Liz has been illustrating intelligent principles with precision during her voyage, living a well-curated life born initially of choice, and then, while at sea, necessity. She is leaving little trace and impacting the wider culture. She’s been traveling under the power of wind, generating electricity from the sun, eating fish and fruit from her surroundings, accounting for inputs and outputs, writing, surfing, and—most interestingly—becoming a scholar of the ocean via experience, witnessing every inch of water along a zig-zagging line of jibes, runs, beats and reaches between California and French Polynesia.
Liz has seen the plastic, swam the changing coral beds, dodged the container ships, reefed her sails through weather, witnessed the effects of overfishing on island communities, seen the spoiling of paradises via development. But she’s also witnessed the diamonds that have been spared such fates and the remnants of wild places near the antipode of North America. She went for it and has spent six years noting the byproducts of our land-based externalities on the sea.
Every day, every night, every sunset, every storm on the horizon, she’s taken record amidst the most remote expanse of water in the world. She has been crossing the ocean while we’ve been on land.
It is said that the only thing people have, really, is their experience—the books that they’ve read, the people that they’ve related to, the art they have seen, the language they’ve been taught, the lands they have visited, the family that instilled values within them.

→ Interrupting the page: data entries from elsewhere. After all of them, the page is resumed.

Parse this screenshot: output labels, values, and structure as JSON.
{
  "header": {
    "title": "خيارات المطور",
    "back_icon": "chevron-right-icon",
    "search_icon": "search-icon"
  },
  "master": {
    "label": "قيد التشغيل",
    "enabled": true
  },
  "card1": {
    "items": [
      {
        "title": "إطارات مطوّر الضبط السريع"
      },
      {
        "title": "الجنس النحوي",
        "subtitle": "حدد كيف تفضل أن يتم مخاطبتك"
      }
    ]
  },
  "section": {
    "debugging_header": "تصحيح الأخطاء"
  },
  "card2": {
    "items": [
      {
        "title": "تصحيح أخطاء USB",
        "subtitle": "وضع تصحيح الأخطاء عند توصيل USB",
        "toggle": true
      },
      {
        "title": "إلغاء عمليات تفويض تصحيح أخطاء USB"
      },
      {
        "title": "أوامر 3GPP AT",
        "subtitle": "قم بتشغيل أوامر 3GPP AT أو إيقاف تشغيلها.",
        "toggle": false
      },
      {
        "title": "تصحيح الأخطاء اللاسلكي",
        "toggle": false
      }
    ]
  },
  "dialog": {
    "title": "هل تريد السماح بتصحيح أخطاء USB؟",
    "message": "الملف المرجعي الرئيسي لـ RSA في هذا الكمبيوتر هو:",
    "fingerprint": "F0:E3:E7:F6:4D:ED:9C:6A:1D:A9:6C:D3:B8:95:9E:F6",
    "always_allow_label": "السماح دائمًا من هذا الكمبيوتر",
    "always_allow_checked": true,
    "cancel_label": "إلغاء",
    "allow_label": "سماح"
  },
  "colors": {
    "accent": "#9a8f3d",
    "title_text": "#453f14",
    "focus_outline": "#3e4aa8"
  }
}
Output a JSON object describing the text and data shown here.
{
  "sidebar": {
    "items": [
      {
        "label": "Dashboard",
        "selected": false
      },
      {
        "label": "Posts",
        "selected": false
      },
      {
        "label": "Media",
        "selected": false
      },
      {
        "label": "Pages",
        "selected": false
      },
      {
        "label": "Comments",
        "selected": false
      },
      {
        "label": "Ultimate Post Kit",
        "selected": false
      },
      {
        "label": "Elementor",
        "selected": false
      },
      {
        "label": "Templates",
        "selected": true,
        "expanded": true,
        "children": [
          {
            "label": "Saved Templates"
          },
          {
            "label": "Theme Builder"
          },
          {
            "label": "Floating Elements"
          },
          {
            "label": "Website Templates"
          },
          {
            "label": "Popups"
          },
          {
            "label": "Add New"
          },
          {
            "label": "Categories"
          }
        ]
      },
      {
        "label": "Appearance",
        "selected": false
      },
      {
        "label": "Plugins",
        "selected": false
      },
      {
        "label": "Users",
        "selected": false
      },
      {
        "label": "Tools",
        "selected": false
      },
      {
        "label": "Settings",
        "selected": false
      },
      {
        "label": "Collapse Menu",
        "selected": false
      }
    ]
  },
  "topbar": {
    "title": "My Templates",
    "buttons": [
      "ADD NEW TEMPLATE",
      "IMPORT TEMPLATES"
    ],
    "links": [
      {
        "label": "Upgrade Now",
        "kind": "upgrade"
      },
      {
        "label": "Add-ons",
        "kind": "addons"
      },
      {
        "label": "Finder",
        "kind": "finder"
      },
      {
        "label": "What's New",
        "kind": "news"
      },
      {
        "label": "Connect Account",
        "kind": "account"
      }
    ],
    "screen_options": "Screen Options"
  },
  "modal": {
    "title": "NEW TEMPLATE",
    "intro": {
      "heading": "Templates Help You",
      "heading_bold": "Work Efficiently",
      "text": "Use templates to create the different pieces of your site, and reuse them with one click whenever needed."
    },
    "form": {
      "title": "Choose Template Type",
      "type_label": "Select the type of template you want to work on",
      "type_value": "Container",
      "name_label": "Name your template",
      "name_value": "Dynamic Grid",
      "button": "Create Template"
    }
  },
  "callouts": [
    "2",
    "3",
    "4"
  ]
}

We are excited to have the opportunity to learn from her experiences, share our own, and create dialogue amongst the island’s resident artists, writers, builders and chefs.
This spring she’ll be taking a sabbatical from sailing and will begin creating a written record of her story. During July and August she’ll be spending some time on Rabbit Island.
Which brings us to surfing. Liz has surfed some of the best breaks in the world but she’s never seen the rocky shoal off the southeast point of Rabbit Island on a windy day. We can see it now, an angry summer front pushing a strong east wind across the sandstone reef. Sizable lake sets. Glaring sun. Liz will be the third person to surf Rabbit Island, and there’s little doubt she’ll show the first two how it’s done. But that’s cool. Really, who can compete with proper California kid on a wave.
If anyone knows how our life on land—what we consume, what we create, what runs off, how we divide it, and the story of stuff—effect our broader world, it’s probably Liz Clark. Who better then to invite to our residency on a patch of land that was spared development, harvest and subdivision, to brainstorm ways to organize things more intelligently and celebrate the continued existence of natural places of scale.
And one more thing. Perhaps the best part—which we haven’t told her yet because it’s a bit of a secret. We’d been following her blog for several years, living vicariously through her as she sailed Swell across the Pacific. This is part of what makes the collaboration so special; the serendipity of it all; ideas coming together; a phone call out of the blue from across the web.
May good things come!